* [Task statement]: Could you please retype all of the records exactly, skipping any pictures?

Supplied records Start Marker

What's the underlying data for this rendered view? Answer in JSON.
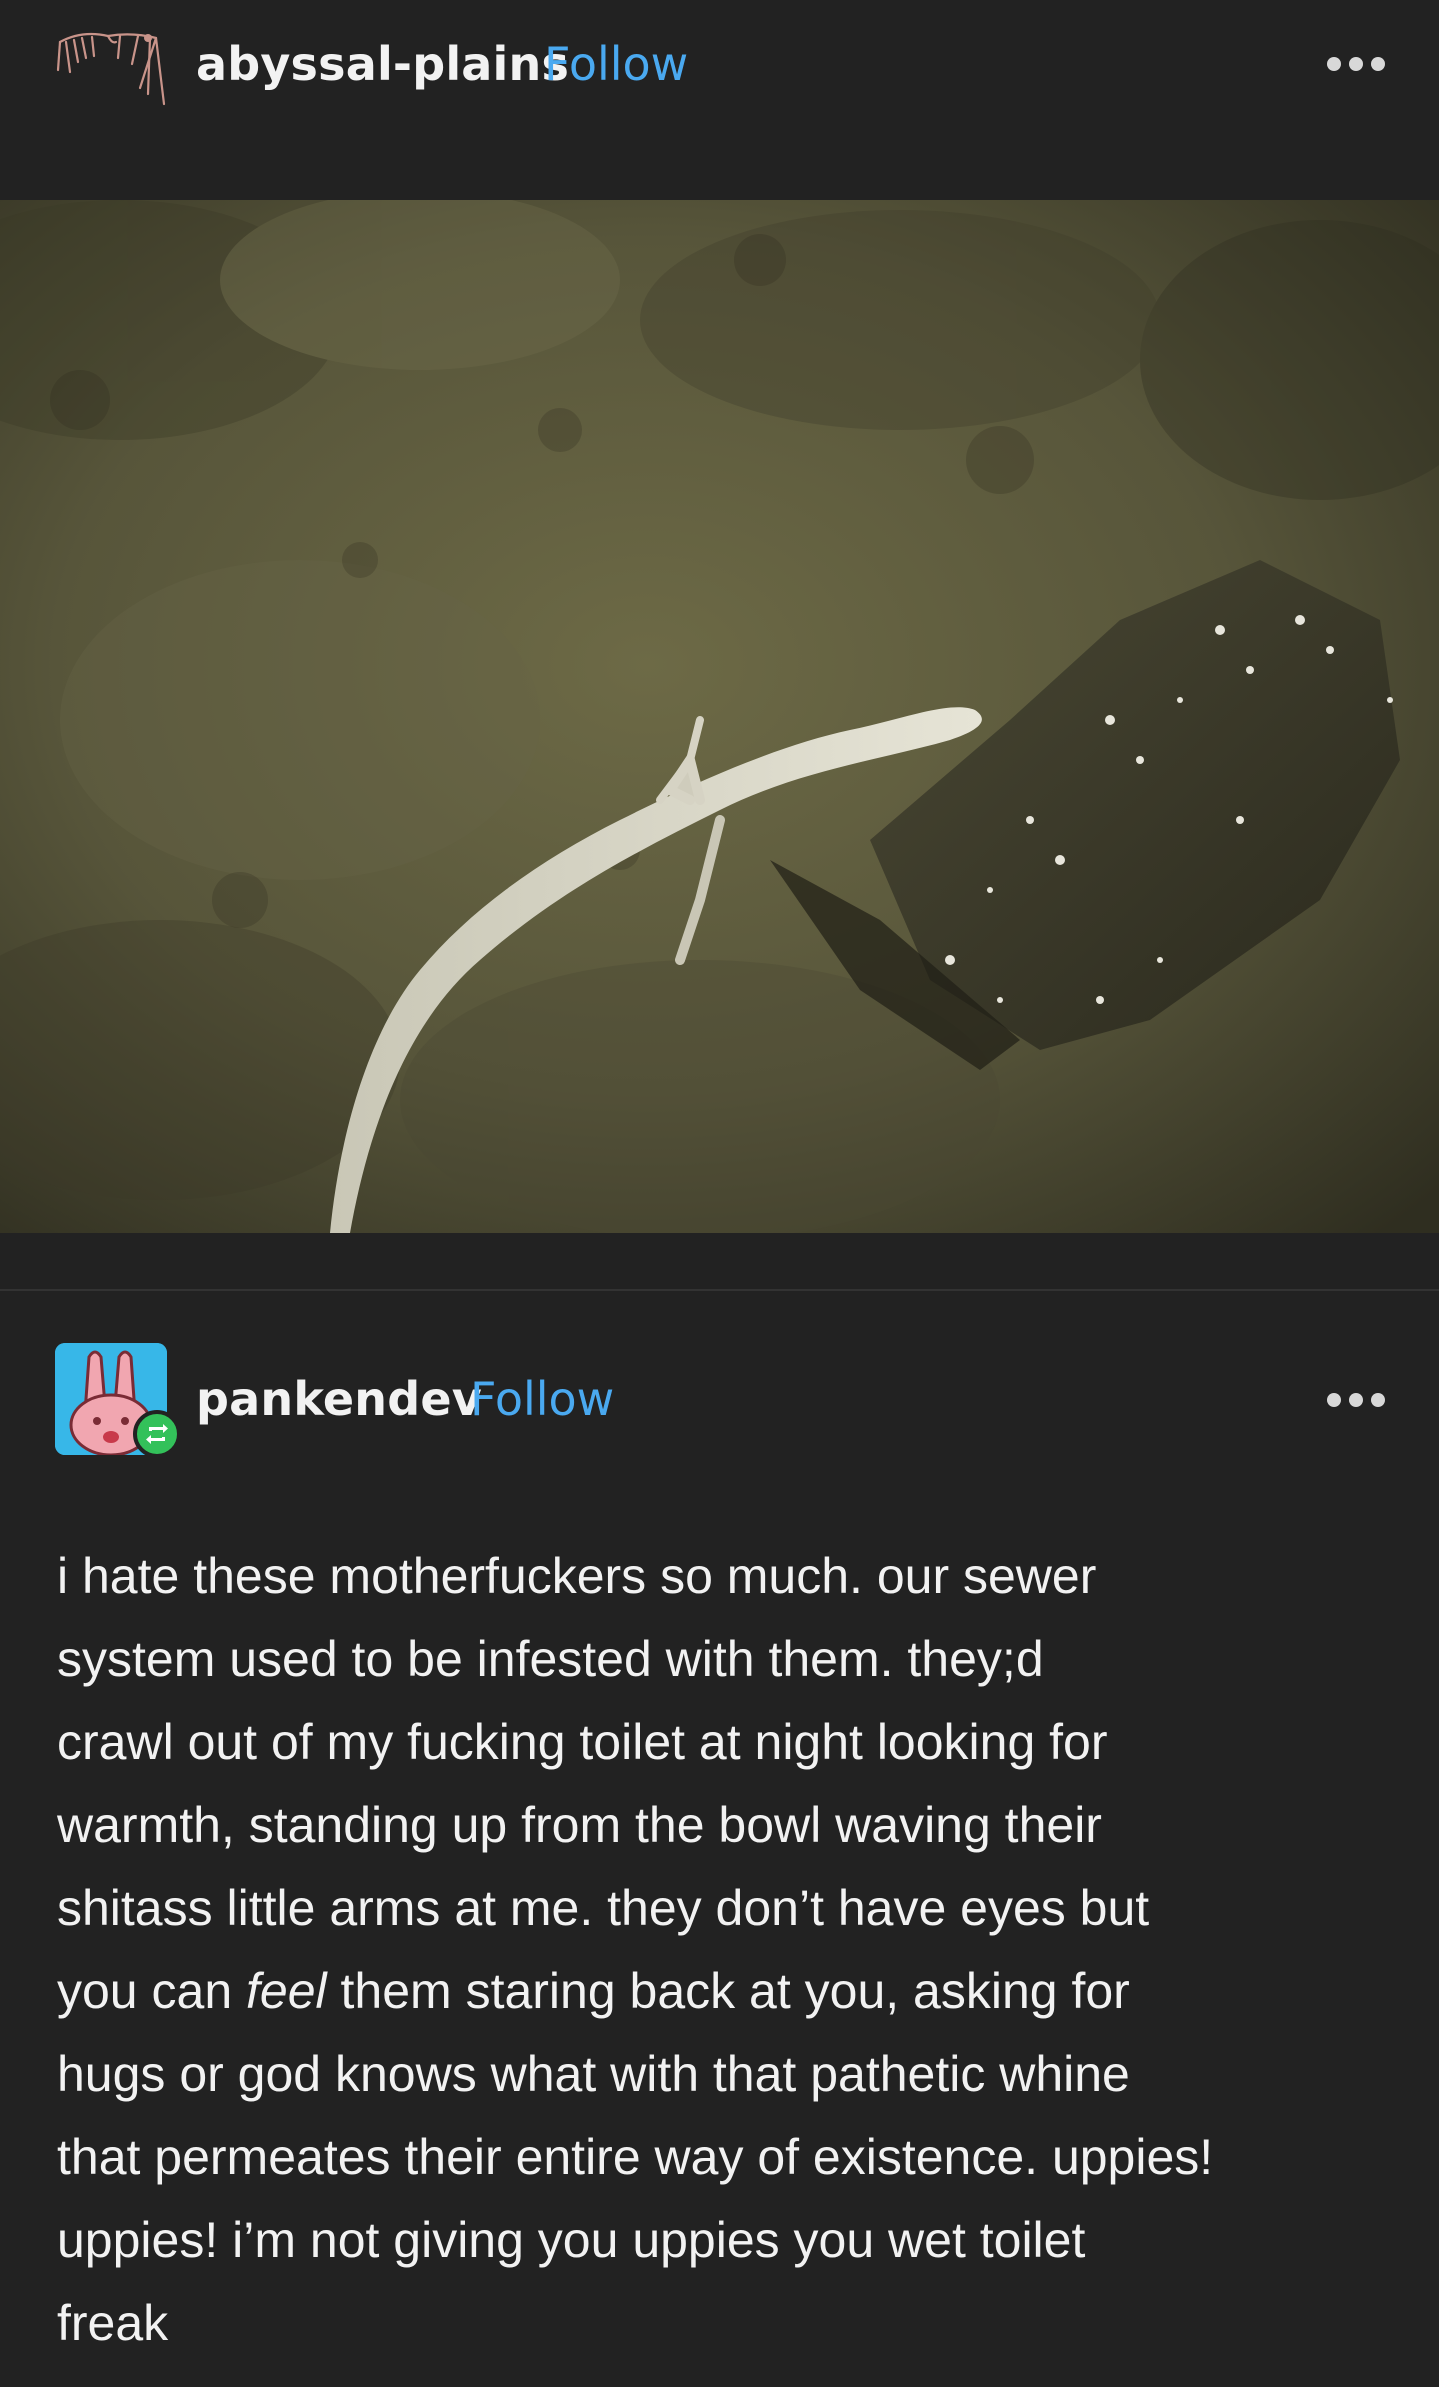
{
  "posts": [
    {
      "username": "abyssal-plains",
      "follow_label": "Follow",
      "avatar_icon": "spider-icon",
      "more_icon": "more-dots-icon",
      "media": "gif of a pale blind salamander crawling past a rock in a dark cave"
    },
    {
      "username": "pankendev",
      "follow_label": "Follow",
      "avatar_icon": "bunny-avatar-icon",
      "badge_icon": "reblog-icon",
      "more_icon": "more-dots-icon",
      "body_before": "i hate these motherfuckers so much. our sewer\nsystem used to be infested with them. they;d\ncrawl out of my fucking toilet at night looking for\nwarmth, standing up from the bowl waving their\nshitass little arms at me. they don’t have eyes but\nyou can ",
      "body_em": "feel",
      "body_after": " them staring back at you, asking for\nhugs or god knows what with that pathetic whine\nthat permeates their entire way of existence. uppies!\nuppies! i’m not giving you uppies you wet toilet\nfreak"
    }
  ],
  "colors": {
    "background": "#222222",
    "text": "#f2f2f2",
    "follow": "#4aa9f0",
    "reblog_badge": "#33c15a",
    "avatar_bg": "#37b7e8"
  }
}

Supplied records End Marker

* [Solution to this exercise]:
What's the underlying data for this rendered view? Answer in JSON.
{
  "posts": [
    {
      "username": "abyssal-plains",
      "follow_label": "Follow",
      "avatar_icon": "spider-icon",
      "more_icon": "more-dots-icon",
      "media": "gif of a pale blind salamander crawling past a rock in a dark cave"
    },
    {
      "username": "pankendev",
      "follow_label": "Follow",
      "avatar_icon": "bunny-avatar-icon",
      "badge_icon": "reblog-icon",
      "more_icon": "more-dots-icon",
      "body_before": "i hate these motherfuckers so much. our sewer\nsystem used to be infested with them. they;d\ncrawl out of my fucking toilet at night looking for\nwarmth, standing up from the bowl waving their\nshitass little arms at me. they don’t have eyes but\nyou can ",
      "body_em": "feel",
      "body_after": " them staring back at you, asking for\nhugs or god knows what with that pathetic whine\nthat permeates their entire way of existence. uppies!\nuppies! i’m not giving you uppies you wet toilet\nfreak"
    }
  ],
  "colors": {
    "background": "#222222",
    "text": "#f2f2f2",
    "follow": "#4aa9f0",
    "reblog_badge": "#33c15a",
    "avatar_bg": "#37b7e8"
  }
}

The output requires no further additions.